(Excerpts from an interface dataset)
########
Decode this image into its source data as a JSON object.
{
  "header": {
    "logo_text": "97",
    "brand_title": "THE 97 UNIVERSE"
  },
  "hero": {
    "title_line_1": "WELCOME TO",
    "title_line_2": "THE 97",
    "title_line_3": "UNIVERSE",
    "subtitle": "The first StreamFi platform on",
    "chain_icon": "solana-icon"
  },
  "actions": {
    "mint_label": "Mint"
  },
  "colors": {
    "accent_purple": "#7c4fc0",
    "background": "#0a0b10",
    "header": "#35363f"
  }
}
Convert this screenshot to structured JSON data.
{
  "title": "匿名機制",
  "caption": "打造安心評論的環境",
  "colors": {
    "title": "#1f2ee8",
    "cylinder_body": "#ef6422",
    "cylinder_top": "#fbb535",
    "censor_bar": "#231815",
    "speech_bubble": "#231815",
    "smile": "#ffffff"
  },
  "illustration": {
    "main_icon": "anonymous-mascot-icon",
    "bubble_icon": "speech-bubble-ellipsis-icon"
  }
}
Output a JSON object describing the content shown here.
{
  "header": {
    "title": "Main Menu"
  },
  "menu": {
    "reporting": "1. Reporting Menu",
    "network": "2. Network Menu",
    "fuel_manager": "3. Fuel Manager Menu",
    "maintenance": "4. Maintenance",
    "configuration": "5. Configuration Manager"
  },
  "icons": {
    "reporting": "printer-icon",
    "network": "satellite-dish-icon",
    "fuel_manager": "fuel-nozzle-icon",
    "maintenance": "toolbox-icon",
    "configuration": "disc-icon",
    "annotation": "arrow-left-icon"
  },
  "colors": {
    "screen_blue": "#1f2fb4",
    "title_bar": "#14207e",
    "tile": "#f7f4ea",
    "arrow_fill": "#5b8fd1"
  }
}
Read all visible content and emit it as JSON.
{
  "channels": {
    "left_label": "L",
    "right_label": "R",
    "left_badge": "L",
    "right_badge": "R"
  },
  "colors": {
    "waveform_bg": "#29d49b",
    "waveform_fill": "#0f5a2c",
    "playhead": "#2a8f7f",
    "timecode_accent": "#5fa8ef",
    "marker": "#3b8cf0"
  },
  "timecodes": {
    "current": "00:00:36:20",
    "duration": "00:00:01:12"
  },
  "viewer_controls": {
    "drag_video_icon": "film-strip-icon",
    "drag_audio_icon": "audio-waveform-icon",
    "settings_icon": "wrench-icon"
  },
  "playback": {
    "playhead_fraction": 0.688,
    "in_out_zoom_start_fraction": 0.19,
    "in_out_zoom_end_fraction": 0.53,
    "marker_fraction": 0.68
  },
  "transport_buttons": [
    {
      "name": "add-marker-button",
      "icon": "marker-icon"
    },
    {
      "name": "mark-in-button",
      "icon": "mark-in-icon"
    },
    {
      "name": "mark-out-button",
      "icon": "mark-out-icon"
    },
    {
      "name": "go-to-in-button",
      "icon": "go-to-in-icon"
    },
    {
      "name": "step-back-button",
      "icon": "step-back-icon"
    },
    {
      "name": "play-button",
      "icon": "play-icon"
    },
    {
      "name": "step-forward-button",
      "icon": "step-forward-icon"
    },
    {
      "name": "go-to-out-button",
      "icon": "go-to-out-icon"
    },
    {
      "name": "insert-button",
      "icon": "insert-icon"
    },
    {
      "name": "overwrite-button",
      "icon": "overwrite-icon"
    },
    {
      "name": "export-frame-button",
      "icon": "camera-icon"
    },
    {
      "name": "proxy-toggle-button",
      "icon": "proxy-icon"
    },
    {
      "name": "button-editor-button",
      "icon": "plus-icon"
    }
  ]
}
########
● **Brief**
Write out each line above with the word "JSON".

● **The answer**
Decode this image into its source data as a JSON object.
Convert this screenshot to structured JSON data.
Output a JSON object describing the content shown here.
Read all visible content and emit it as JSON.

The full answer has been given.